British Ambassador to Ireland Dominick Chilcott has expressed concern that Ireland and Britain could "drift apart" in the event that the UK votes to leave the European Union.
Speaking during a panel discussion at NUI Galway on the forthcoming referendum, Mr Chilcott said British voters were essentially focusing on the extent to which membership benefited them.
Mr Chilcott said that there were real and valid concerns about immigration, finance and European legislation ahead of the 23 June polling day.
But he said it was his job to emphasise the view of the British Government that the country should remain in the EU.
Mr Chilcott said one of the great benefits of EU membership was the manner in which it had led to Britain and Ireland being "quite close allies".
He said the relationship between the two countries was multi-layered and without regular contact in Brussels, he felt the countries would drift apart from each other.
He said the future status of the border between the North and the Republic in the event of a 'Leave' vote was "an open question".
The Ambassador said the steadying effect of EU membership on bilateral arrangements between the two countries was important and needed to be recognised.
He also welcomed the involvement of the Irish Government in the debate to ensure the 500,000 or so Irish nationals living in the UK were fully aware of the views of business and Government here.
Economics Prof says implications could be 'stark'
In his contribution, Chair of the Fiscal Advisory Council Prof John McHale said the implications of a British exit for household income in the UK were quite stark.
He said a number of forecasts had suggested that by 2030, GDP would be 6.2% lower and household income would fall by around £4,300 a year.
Prof McHale said the economic case for Brexit was much weaker than a lot of voters in the UK seemed to think.
He said a 'Leave' vote would also have strong consequences for the Irish economy.

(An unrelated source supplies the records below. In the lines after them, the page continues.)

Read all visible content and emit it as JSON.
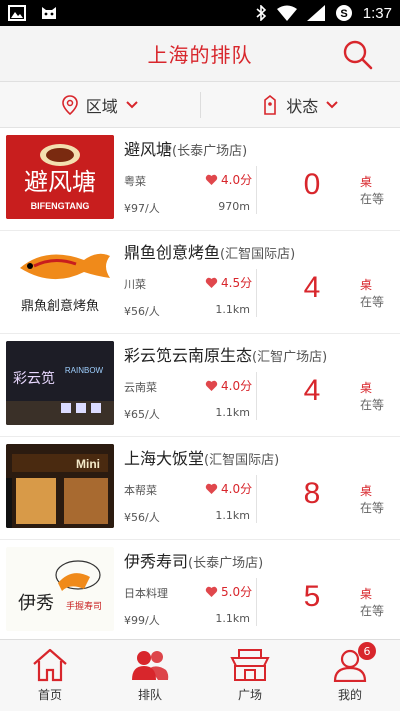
{
  "status_bar": {
    "time": "1:37"
  },
  "header": {
    "title": "上海的排队"
  },
  "filters": [
    {
      "label": "区域"
    },
    {
      "label": "状态"
    }
  ],
  "restaurants": [
    {
      "name": "避风塘",
      "branch": "(长泰广场店)",
      "cuisine": "粤菜",
      "rating": "4.0分",
      "price": "¥97/人",
      "distance": "970m",
      "queue": "0",
      "unit": "桌",
      "status": "在等",
      "logo_text": "避风塘",
      "logo_sub": "BIFENGTANG"
    },
    {
      "name": "鼎鱼创意烤鱼",
      "branch": "(汇智国际店)",
      "cuisine": "川菜",
      "rating": "4.5分",
      "price": "¥56/人",
      "distance": "1.1km",
      "queue": "4",
      "unit": "桌",
      "status": "在等",
      "logo_text": "鼎魚創意烤魚"
    },
    {
      "name": "彩云笕云南原生态",
      "branch": "(汇智广场店)",
      "cuisine": "云南菜",
      "rating": "4.0分",
      "price": "¥65/人",
      "distance": "1.1km",
      "queue": "4",
      "unit": "桌",
      "status": "在等",
      "logo_text": "彩云笕",
      "logo_sub": "RAINBOW"
    },
    {
      "name": "上海大饭堂",
      "branch": "(汇智国际店)",
      "cuisine": "本帮菜",
      "rating": "4.0分",
      "price": "¥56/人",
      "distance": "1.1km",
      "queue": "8",
      "unit": "桌",
      "status": "在等",
      "logo_text": "Mini"
    },
    {
      "name": "伊秀寿司",
      "branch": "(长泰广场店)",
      "cuisine": "日本料理",
      "rating": "5.0分",
      "price": "¥99/人",
      "distance": "1.1km",
      "queue": "5",
      "unit": "桌",
      "status": "在等",
      "logo_text": "伊秀",
      "logo_sub": "手握寿司"
    }
  ],
  "bottom_nav": [
    {
      "label": "首页"
    },
    {
      "label": "排队"
    },
    {
      "label": "广场"
    },
    {
      "label": "我的",
      "badge": "6"
    }
  ],
  "colors": {
    "accent": "#d8262c"
  }
}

Every 1% decrease in British GDP would lead to a 0.3% drop in Irish GDP.
Prof McHale said trade between the two countries could be expected to fall by 20% or more.
While a small amount of Foreign Direct Investment (FDI) might be diverted here, that would be overwhelmed by the impact on British incomes and the knock-on consequences for the Irish economy.
He said it was hard to see how passport checks could be avoided on the border and that there would most likely be consequences for common travel area arrangements should Britain vote to leave.